The Role of Women in Othello
At the beginning of Othello two men stand and discuss the fate of a woman. One contested for her and lost and the other willingly admits to her beauty, charm and worth. Both men wish to bring down the man who has won her, Desdemona, and slander her name nonetheless. This man, their rival and superior is none other than Othello. Othello has managed to obtain something they could not; Desdemona. Throughout the play Desdemona is rarely viewed as a human being, she is merely a prize, and from the very beginning Desdemona is an object of lust. Emilia and Bianca are also mistreated in this way.
The three women in the play; Desdemona, Emilia and Bianca contrast in class. Desdemona is born from a high-class Venetian family, Emilia is from a servant class and Bianca is a prostitute or "whore", a word that Desdemona refuses to use. Despite this they are all abused by men and are objects of men's sexuality, and they all suffer under the cruel hands of those whom they love. Each one is shown in relation to a particular man, (Othello, Iago and Cassio) and is contrasted with the other women, which reveal how the stereotypical version of womanhood impacts their lives, (in Desdemona and Emilia's case, their deaths). The three women's eventual destinies are interlinked with the plays central symbol: the handkerchief.
Women are major characters in Shakespeare's plays. In "Othello" women are treated no different. They are defined rather uniquely. These definitions inhibit upon Shakespearean society. Women in that era were supposed to be obedient, silent and chaste. If a lady were not any of these aforementioned characteristics, then she would not be acceptable by the norms of the Elizabethan society.
Desdemona disobeys the standards set by Elizabethan society, she is not silent and obedient at the questioning of Othello. She, in fact, disobeys her Father to be with her husband. She speaks up for Othello at the hearing and implores the Duke to allow her to go to Cyprus, something that women just do not do. In the end, her quality of being chaste would be questioned by Othello. By his own method he determines that she is guilty of infidelity.
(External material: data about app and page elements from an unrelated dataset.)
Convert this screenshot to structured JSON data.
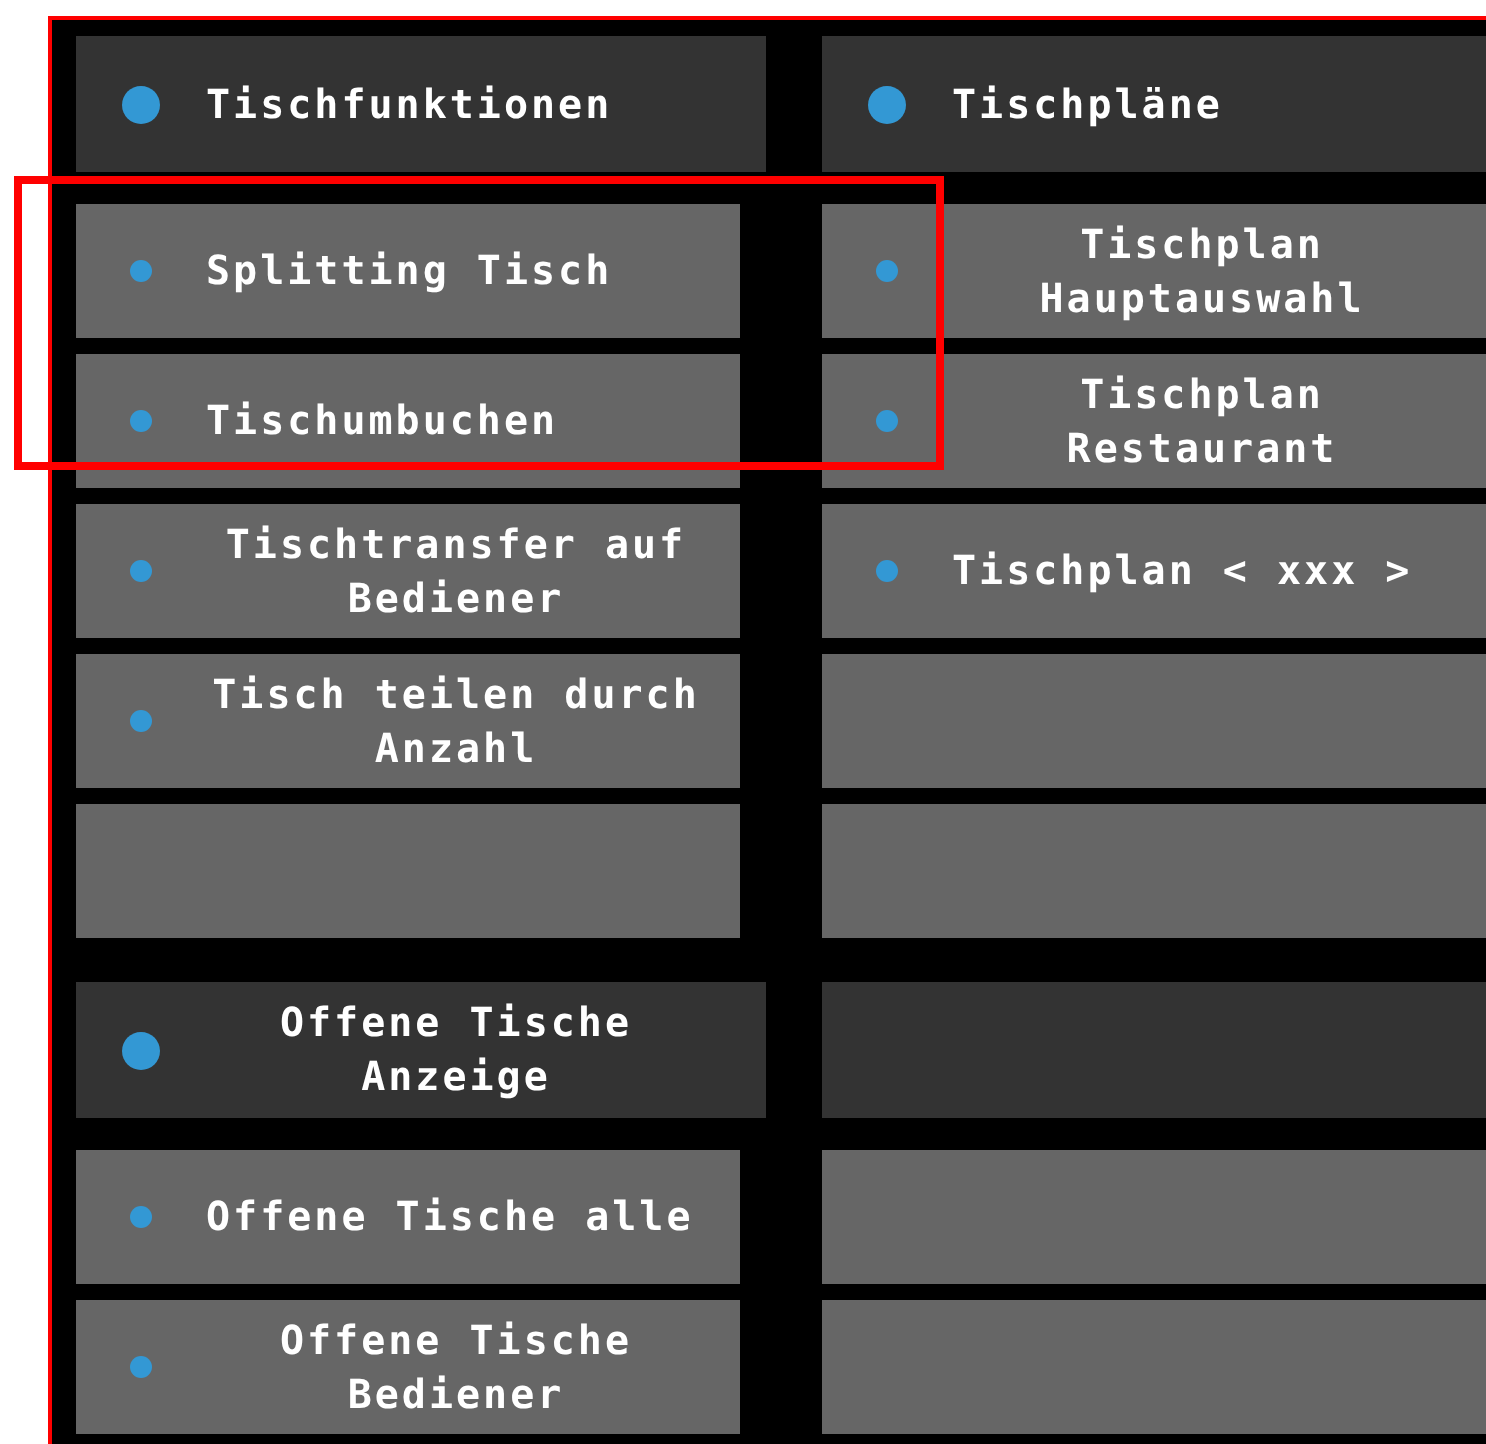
{
  "columns": [
    {
      "cells": [
        {
          "kind": "header",
          "label": "Tischfunktionen"
        },
        {
          "kind": "item",
          "label": "Splitting Tisch"
        },
        {
          "kind": "item",
          "label": "Tischumbuchen"
        },
        {
          "kind": "item",
          "label": "Tischtransfer auf Bediener"
        },
        {
          "kind": "item",
          "label": "Tisch teilen durch Anzahl"
        },
        {
          "kind": "item"
        },
        {
          "kind": "header",
          "label": "Offene Tische Anzeige"
        },
        {
          "kind": "item",
          "label": "Offene Tische alle"
        },
        {
          "kind": "item",
          "label": "Offene Tische Bediener"
        }
      ]
    },
    {
      "cells": [
        {
          "kind": "header",
          "label": "Tischpläne"
        },
        {
          "kind": "item",
          "label": "Tischplan Hauptauswahl"
        },
        {
          "kind": "item",
          "label": "Tischplan Restaurant"
        },
        {
          "kind": "item",
          "label": "Tischplan < xxx >"
        },
        {
          "kind": "item"
        },
        {
          "kind": "item"
        },
        {
          "kind": "header"
        },
        {
          "kind": "item"
        },
        {
          "kind": "item"
        }
      ]
    }
  ],
  "annotation": {
    "shown": true
  }
}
Desdemona occupies contradictory positions in "Othello", she is both "half the wooer" (an active female who makes her own choices to marry Othello and to defend Cassio) and the passive prey or victim. Her husband, Othello, truly loves her, yet he thinks less of how she feels and more of how she makes him happy. The moment Iago whispers the slightest suspicions into Othello's ear, Othello no longer thinks of Desdemona. He confronts her my saying that he knows what she has done, and then leaves; he does not listen to her or ask any questions for clarity. Othello believes that Desdemona has betrayed him and so he kills her. He kills the woman he loves because a "man" tells him what has, and needs to, happen. Desdemona is abused by four male characters in the play: her father...